Membership is available to members of an ANPSA-affiliated Regional Society. If you are not a member of a Regional Society, please refer to the ANPSA Membership Page for further information on joining.
To join the Dryandra Study Group, please send a request using the following form. Please note that all fields are mandatory* - you may edit the 'Message' field if necessary:
Regular newsletters are published several times per year to record activities and experiences of Group members in cultivating dryandras, keeping up to date on scientific knowledge of the genus and reporting on field trips to various parts of Australia.
Newsletters published over recent years are available for download.
A small compilation of books, journals and internet resources on Dryandra.
Profiles of a number of Dryandra species have been incorporated into the Banksia section of the main ANPSA website (they are listed there under their Banksia names, with the corresponding Dryandra names in parentheses). Each profile includes a photograph and information on natural distribution, taxonomy, cultivation and propagation.
ANPSA's Banksia pages also cover the characteristics, cultivation and propagation of dryandras and banksias generally, and include references to other relevant resources.
A paper published in February 2007* proposed that the genus Dryandra be subsumed into Banksia. The paper published new names in Banksia for all (then) currently recognised Dryandra species. This revised classification has been accepted by the Council of Heads of Australasian Herbaria and the new names now appear on Florabase (the website for the Western Australian Herbarium) and in the Australian Plant Census
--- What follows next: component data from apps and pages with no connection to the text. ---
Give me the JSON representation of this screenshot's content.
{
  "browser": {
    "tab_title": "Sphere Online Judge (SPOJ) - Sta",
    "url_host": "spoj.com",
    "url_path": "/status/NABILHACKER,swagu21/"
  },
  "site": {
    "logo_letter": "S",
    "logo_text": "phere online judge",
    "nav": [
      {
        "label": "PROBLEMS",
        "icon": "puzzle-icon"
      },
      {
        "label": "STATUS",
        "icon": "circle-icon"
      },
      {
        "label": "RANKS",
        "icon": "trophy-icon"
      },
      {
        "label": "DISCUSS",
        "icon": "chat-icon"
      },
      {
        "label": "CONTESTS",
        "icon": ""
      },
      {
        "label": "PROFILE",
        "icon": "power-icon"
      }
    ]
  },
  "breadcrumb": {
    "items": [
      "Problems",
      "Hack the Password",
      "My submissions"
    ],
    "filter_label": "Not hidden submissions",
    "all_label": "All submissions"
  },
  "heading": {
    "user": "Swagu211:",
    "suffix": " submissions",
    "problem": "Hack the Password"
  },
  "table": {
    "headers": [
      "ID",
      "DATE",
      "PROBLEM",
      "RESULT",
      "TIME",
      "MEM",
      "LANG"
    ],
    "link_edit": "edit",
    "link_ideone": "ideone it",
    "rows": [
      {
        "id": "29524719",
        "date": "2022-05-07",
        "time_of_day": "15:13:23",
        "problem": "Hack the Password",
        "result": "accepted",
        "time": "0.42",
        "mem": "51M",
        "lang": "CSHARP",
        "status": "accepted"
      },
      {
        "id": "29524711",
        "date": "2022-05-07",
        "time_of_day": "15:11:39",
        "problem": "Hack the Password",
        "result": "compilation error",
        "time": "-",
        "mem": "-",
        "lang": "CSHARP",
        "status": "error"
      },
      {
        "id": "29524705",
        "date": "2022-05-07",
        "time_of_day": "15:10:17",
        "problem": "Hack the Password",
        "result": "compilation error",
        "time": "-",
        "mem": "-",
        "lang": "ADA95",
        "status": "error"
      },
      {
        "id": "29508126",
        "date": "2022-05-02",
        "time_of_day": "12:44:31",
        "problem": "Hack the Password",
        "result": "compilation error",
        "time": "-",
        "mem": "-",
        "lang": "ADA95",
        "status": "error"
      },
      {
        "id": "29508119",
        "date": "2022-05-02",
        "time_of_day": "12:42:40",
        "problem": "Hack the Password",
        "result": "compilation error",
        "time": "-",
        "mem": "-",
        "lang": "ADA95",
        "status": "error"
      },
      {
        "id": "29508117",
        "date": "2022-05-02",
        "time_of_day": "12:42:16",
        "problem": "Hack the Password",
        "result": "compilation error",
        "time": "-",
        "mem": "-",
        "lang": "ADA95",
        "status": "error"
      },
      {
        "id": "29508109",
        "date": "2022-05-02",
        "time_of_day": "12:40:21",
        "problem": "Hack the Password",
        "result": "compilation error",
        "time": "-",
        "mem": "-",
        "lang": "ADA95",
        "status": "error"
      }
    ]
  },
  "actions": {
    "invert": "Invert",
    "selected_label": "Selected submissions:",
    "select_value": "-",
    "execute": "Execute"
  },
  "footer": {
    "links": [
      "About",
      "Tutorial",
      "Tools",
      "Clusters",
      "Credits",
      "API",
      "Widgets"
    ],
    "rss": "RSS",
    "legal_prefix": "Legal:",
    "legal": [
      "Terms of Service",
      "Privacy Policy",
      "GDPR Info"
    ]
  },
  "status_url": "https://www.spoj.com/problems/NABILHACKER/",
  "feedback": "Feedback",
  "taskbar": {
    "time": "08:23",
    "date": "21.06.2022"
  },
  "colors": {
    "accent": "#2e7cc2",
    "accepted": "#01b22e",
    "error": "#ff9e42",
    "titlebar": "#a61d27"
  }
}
However, the reclassification has not met with universal approval. For example, Alex George, a highly respected authority on both Banksia and Dryandra, strongly opposes the change on scientific grounds. The two opposing views are set out in the following articles:
ANPSA recognises the Australian Plant Census as the authority on plant names and, accordingly, the revised classification has now been adopted on the main ANPSA website. However, ANPSA's Dryandra and Banksia Study Groups both regard the two genera as separate and, for this reason, the original Dryandra names are used on this Dryandra Study Group website.
Regardless of this scientific re-classification, dryandras are quite distinctive horticulturally and will undoubtedly continue to be called dryandras in common usage.
* Mast A R and Thiele K; The transfer of Dryandra R.Br. to Banksia L.f. (Proteaceae); Australian Systematic Botany, 26 February 2007